## [What is required]
Read through the listing, and wherever a line holds the word "desc", return it.

## [Dataset excerpts]
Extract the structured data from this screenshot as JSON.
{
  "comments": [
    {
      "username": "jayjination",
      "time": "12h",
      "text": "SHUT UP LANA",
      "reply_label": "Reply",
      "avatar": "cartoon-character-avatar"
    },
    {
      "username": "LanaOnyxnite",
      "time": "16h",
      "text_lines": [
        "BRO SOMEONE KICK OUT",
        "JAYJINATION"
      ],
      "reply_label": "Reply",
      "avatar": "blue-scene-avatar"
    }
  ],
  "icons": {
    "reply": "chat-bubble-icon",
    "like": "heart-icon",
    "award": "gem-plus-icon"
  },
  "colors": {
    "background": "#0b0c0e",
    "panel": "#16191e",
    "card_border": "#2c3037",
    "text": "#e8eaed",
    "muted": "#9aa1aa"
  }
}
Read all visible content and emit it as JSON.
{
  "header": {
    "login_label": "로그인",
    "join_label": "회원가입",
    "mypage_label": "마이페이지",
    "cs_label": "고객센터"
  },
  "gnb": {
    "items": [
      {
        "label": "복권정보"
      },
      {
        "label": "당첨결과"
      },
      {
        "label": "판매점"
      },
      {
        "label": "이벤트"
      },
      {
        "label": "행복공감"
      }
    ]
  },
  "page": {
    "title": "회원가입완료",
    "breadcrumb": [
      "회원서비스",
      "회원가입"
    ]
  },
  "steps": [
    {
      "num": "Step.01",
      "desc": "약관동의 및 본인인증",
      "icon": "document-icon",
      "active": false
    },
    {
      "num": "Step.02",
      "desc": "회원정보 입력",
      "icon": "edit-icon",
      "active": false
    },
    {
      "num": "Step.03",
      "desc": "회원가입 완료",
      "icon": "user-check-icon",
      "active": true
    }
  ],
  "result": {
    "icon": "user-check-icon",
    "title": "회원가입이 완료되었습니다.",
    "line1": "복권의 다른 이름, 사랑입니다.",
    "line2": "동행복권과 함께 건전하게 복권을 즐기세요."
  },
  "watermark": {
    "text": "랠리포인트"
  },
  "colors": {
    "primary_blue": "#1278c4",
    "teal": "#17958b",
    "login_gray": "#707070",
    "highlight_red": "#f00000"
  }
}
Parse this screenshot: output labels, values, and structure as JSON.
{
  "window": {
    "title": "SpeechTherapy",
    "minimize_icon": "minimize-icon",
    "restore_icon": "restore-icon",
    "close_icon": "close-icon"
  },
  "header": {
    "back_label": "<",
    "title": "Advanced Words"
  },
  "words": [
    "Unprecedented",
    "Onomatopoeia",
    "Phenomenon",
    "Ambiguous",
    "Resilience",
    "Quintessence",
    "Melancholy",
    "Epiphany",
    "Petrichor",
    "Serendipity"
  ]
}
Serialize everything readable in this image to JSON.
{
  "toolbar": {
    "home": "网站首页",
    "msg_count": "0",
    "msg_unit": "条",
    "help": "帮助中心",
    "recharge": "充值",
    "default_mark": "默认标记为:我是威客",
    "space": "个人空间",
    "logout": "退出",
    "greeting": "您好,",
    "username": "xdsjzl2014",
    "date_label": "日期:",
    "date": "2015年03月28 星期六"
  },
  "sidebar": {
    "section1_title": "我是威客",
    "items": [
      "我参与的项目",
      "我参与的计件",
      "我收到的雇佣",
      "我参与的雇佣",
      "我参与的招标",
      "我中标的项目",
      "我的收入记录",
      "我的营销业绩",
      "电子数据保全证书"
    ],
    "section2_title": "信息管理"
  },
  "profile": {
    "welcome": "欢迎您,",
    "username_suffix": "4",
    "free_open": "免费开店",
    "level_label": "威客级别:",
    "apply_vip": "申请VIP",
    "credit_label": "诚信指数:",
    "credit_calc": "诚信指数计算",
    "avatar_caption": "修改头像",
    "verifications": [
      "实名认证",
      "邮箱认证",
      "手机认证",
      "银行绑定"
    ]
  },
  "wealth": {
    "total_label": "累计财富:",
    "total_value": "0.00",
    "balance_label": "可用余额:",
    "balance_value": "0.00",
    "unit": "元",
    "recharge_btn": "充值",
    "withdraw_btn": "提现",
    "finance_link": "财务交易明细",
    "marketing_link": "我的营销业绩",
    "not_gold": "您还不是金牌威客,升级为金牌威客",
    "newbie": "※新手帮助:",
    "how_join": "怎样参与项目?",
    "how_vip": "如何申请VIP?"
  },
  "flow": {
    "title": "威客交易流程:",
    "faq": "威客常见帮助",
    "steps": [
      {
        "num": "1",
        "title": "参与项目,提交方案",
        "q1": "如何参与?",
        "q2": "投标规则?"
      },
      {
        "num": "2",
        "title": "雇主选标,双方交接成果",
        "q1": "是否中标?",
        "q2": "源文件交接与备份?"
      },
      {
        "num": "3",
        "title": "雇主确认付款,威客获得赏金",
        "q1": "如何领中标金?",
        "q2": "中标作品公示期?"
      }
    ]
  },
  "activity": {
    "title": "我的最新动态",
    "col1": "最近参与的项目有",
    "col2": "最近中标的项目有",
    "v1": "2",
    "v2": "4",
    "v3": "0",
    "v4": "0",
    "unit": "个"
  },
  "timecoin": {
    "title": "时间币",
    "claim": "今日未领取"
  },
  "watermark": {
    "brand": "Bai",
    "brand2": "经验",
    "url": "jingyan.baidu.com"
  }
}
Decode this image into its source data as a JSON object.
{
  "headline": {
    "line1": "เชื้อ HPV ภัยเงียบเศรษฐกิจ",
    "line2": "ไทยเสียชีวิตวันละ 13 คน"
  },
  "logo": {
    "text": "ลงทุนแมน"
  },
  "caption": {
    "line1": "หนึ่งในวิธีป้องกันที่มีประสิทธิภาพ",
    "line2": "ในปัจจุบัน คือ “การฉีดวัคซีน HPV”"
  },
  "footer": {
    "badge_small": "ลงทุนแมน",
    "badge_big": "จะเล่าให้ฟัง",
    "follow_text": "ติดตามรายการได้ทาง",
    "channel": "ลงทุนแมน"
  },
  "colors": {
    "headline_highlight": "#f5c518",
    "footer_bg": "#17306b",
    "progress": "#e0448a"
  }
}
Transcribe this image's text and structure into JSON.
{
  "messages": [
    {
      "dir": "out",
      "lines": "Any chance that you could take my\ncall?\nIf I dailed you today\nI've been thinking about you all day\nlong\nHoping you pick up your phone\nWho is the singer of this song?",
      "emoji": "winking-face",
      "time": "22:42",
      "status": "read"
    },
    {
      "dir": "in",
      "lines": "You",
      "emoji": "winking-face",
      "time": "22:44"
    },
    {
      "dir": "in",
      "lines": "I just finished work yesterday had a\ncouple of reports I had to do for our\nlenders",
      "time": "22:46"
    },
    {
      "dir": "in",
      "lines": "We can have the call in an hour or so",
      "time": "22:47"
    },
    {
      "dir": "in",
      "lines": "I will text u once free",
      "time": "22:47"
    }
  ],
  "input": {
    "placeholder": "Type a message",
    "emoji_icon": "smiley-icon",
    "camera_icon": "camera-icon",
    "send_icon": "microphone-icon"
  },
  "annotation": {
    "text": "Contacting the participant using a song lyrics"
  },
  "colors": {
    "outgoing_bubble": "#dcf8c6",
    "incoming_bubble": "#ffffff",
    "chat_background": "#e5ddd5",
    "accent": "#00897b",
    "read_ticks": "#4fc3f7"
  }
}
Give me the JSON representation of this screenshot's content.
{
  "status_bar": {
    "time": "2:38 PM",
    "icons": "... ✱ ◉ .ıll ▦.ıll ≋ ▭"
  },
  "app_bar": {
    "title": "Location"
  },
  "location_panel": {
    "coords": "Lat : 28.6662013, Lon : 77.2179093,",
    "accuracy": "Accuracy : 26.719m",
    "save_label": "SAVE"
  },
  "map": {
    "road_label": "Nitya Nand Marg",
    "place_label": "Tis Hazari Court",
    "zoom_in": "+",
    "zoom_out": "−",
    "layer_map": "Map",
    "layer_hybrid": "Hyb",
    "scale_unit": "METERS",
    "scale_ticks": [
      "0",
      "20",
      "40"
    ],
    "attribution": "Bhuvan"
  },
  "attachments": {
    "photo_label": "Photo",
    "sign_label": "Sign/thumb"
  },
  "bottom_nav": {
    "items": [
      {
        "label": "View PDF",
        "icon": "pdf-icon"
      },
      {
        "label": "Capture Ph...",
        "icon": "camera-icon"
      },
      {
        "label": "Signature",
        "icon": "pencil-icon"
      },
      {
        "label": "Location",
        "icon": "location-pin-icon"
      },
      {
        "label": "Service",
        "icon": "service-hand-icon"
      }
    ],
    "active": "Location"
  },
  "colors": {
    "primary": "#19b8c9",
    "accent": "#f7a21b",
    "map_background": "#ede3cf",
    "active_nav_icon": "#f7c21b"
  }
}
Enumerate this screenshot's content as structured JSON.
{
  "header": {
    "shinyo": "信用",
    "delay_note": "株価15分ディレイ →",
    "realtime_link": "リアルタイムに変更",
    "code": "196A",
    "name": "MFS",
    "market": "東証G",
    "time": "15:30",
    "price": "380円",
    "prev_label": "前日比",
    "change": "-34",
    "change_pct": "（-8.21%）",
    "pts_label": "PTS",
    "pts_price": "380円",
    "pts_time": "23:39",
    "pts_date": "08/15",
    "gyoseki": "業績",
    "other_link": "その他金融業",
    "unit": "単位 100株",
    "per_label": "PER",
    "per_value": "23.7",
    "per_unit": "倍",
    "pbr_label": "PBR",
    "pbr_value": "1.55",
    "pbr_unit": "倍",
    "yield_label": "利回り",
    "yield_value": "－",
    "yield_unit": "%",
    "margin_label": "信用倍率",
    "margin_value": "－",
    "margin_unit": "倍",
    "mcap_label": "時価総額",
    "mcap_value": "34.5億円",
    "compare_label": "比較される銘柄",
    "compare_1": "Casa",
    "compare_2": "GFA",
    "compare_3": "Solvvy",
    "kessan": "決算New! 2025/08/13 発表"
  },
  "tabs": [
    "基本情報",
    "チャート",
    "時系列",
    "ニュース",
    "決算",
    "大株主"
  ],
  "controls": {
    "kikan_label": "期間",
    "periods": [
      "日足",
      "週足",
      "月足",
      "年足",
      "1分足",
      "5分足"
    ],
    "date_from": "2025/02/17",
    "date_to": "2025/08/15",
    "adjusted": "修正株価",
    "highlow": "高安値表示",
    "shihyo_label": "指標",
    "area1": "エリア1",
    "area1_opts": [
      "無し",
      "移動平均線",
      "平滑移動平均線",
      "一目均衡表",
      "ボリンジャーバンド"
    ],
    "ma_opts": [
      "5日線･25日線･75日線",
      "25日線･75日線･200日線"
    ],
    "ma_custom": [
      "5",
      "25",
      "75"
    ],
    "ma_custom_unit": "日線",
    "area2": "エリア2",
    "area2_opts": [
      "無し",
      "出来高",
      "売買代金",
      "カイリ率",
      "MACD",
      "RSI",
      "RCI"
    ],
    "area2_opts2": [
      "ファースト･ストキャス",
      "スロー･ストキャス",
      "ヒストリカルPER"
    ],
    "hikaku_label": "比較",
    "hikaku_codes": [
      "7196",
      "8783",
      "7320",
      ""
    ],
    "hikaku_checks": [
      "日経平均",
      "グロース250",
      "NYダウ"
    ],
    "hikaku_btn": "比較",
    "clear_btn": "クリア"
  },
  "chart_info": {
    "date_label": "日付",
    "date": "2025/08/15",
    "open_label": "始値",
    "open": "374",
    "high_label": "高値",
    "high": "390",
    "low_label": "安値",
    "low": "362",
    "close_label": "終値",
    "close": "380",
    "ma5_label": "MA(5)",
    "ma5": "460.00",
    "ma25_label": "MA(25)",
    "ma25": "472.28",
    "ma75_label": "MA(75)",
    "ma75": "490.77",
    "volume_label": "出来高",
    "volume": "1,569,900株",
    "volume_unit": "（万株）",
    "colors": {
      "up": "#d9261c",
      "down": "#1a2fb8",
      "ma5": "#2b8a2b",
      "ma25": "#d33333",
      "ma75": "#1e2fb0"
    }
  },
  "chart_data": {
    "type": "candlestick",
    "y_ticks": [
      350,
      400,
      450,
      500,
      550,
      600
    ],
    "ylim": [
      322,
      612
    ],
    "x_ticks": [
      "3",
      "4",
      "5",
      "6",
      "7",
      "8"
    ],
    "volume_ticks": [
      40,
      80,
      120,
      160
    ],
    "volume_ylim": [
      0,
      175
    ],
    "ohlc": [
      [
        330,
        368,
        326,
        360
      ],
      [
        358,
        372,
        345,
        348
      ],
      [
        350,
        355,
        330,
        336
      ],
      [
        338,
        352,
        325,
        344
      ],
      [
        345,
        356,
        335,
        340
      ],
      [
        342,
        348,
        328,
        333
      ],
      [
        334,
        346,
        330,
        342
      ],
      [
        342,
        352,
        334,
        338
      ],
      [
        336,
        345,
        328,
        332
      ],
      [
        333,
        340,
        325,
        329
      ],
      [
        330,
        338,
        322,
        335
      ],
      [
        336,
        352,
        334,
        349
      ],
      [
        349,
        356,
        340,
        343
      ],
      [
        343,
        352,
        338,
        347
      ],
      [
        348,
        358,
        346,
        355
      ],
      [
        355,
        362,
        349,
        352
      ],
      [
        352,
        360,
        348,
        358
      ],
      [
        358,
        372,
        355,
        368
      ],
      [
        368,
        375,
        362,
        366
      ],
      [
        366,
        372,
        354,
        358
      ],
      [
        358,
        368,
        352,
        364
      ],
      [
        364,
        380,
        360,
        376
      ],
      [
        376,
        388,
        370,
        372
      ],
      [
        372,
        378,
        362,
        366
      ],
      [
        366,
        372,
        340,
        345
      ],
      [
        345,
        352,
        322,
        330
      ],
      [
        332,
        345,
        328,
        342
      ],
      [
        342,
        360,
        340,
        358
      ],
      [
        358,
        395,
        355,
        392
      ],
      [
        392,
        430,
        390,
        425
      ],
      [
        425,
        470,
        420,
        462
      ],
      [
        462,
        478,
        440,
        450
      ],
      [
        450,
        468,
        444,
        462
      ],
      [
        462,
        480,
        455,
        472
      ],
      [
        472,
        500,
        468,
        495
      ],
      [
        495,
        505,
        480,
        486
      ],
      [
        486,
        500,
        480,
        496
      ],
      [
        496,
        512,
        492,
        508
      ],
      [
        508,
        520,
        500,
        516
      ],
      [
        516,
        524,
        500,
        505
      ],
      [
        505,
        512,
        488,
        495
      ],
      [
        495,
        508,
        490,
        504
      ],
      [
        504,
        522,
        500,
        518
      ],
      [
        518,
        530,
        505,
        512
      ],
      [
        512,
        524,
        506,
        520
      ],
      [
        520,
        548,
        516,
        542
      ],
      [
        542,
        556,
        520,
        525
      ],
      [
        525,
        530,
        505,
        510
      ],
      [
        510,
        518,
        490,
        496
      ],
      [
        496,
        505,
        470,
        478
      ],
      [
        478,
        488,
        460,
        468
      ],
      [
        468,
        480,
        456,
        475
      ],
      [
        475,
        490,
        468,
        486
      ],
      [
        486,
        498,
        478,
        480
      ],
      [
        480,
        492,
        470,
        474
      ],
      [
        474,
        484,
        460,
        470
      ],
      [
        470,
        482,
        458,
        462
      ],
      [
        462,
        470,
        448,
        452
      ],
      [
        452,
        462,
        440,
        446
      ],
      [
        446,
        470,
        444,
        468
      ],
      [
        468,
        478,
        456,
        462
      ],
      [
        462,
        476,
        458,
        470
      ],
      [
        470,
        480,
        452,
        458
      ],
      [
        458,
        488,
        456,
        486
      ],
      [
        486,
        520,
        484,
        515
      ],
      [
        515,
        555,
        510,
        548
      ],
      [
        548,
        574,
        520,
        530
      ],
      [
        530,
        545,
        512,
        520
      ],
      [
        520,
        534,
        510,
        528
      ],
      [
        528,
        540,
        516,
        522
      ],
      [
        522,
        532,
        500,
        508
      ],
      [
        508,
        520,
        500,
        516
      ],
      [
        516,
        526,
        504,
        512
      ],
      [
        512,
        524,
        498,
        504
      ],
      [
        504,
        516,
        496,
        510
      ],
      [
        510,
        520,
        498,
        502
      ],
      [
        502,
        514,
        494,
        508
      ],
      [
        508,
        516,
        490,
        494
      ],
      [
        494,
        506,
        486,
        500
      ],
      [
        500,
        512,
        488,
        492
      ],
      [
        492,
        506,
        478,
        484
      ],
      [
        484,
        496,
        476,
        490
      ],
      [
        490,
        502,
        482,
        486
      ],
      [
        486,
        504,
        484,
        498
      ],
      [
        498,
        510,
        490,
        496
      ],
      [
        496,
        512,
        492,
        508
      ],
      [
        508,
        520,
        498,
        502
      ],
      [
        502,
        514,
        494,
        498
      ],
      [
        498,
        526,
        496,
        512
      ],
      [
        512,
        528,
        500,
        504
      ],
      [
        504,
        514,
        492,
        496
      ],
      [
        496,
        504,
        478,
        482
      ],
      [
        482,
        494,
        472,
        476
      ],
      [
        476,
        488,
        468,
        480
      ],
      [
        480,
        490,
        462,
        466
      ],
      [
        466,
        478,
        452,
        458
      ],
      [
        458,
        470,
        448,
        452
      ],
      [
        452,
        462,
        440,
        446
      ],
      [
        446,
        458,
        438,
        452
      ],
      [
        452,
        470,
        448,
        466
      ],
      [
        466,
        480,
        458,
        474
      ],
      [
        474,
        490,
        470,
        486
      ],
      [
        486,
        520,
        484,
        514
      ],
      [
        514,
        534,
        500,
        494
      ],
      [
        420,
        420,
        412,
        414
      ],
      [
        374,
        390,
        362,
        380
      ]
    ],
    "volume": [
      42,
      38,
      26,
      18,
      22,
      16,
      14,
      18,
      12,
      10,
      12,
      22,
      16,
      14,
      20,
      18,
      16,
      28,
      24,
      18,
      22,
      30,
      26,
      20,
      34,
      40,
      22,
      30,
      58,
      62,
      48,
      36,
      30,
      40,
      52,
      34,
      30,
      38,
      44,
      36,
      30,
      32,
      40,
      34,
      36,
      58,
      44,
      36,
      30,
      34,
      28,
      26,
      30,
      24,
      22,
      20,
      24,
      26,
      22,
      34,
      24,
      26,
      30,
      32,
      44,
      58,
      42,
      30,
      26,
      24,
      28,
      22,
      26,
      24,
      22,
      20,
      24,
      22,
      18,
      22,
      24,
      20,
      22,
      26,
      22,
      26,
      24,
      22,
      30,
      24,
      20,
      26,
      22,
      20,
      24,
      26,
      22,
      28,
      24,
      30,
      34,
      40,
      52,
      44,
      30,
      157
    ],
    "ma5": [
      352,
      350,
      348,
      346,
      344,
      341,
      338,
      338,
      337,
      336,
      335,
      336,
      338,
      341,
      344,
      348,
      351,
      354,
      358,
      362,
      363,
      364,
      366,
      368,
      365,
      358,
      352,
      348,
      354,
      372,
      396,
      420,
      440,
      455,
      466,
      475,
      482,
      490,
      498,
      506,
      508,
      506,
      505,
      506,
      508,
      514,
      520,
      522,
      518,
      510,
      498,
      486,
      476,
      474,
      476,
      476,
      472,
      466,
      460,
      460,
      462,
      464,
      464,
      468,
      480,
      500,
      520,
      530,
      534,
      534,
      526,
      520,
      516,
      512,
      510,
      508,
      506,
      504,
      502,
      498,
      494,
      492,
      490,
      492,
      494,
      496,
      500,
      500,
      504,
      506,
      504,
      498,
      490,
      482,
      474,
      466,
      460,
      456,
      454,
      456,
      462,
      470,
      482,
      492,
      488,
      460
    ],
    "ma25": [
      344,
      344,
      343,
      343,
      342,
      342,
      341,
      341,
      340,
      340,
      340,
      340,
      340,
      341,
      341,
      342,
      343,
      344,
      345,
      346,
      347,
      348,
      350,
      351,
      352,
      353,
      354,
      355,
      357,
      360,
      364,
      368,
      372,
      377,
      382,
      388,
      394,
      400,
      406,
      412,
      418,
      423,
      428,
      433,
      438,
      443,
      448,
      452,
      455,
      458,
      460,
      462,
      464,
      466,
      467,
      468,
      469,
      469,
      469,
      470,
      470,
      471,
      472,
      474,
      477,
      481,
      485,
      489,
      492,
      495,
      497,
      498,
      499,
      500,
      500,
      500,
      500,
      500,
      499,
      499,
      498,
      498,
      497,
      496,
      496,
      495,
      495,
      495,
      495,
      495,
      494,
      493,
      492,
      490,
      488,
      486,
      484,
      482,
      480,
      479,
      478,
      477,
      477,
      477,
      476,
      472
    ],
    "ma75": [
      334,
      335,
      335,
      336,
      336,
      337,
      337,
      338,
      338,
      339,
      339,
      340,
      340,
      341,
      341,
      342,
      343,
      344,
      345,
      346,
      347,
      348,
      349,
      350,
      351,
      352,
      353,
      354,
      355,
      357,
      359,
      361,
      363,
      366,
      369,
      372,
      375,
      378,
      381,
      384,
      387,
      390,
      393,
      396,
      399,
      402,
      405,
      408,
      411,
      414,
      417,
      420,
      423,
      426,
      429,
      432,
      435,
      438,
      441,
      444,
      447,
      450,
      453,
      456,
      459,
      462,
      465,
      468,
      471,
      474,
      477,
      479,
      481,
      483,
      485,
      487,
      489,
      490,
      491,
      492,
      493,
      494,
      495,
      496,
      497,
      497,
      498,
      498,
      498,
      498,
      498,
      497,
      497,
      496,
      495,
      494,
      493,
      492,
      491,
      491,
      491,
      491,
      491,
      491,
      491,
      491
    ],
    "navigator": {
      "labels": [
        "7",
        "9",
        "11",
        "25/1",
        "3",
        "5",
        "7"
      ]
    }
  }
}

## [Task output]
      "desc": "약관동의 및 본인인증",
      "desc": "회원정보 입력",
      "desc": "회원가입 완료",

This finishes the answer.